About two years ago, I started downloading free book samples to my Kindle app of books I wanted to read but wasn’t able to indulge in straight away. A way to bookmark a novel for Future Sheridan to enjoy.
I’m not sure about you, but before I formed this “sample” habit, I struggled to keep tabs on books I wanted to read. Often I forgot which book had piqued my interest while chatting with a friend, reading a blog post or browsing social media, so saving these samples meant I could keep a record of stories which interested me.
Now Future Sheridan knows which books to borrow or buy because Past Sheridan has done all the research. 😉
A few months ago I went on a “women’s fiction rampage” and saved a bunch of samples. Novels by amazing authors like Lynn Austin, Robin Lee Hatcher, Deborah Raney and Cynthia Ruchi, to name a few. I also saved several of Erin Bartels’ books and had the privilege of reading two recently.
We Hope for Better Things and The Words Between Us are remarkable stories which not only squeezed my heart but shot several insecure tremors through it. Apparently, reading someone else’s exceptional writing can highlight one’s own deficiencies. 😉
We Hope for Better Things is Ms Bartels’ debut following three women living in three separate eras with intermingled familial ties to one Michigan farmhouse. The author explores the hard realities of humanity spanning the ages, tackling slavery and its impact on American culture, wartime life, and interracial marriage. Whether the chapter followed Mary in the 1860s, Nora in the 1960s or Elizabeth in the 2000s, the evils of racial prejudice remained ingrained in society.
Each storyline captured me without inflicting “jumping between timelines” whiplash, and I oozed with compassion for the three leading ladies, despite their flaws and ill judgement. Ms Bartels’ brave, emotional storytelling delighted and entranced me.

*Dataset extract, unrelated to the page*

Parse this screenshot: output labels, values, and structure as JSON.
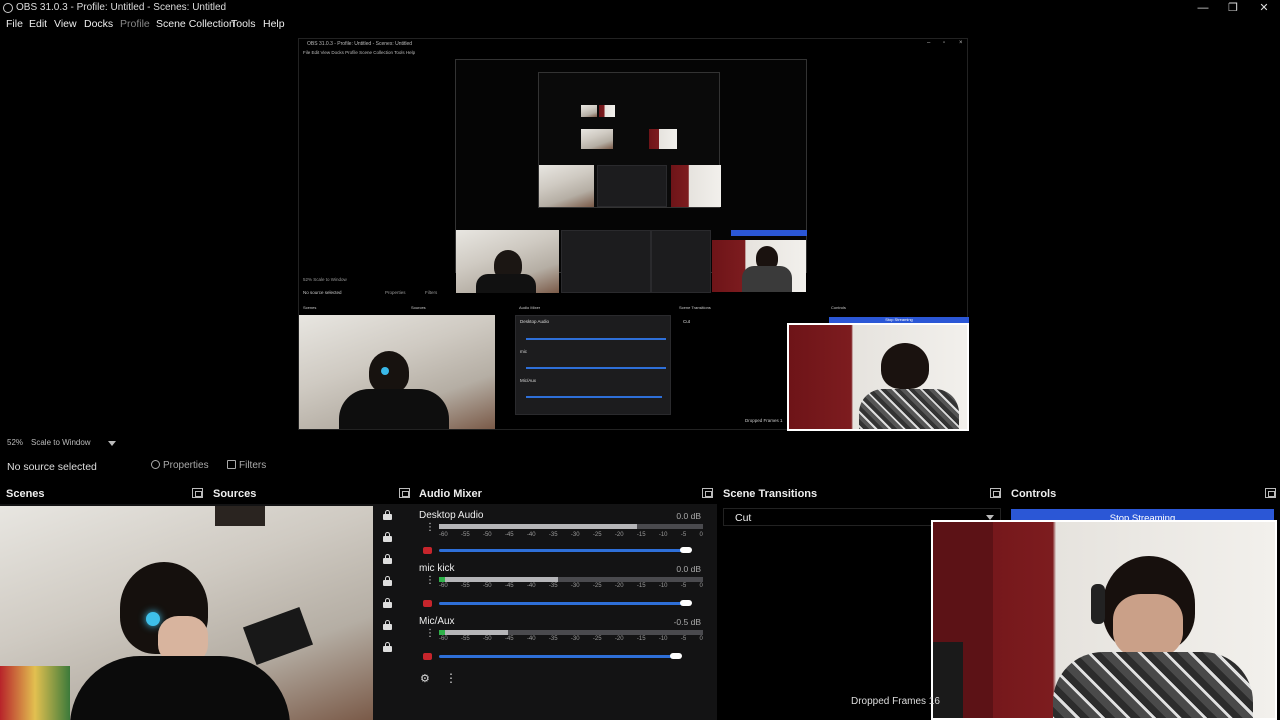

The Words Between Us is another literary masterpiece with two timelines following one woman. The unexpected story unfolds Robin’s splintered world piece by piece, adult Robin coming to terms with what happened to teen Robin in alternating chapters until their timelines converge. This time I felt the jerking effect of being ripped from one time to the next after certain chapters, but thankfully survived. 😊
For those into lighter women’s fiction/chick lit, this might not be one for you. Sometimes gritty and pervaded with darkness and overwhelming odds, Robin’s tale was a story where hope slipped but concluded with some promise. If you’re a romantic like me, you might also struggle with the abrupt ending, but after having spent time with Robin, you’ll also discover that a neat bow would be uncharacteristic for her.
Have you enjoyed any women’s fiction recently? Please leave your recommendations in the comments.
Until next time,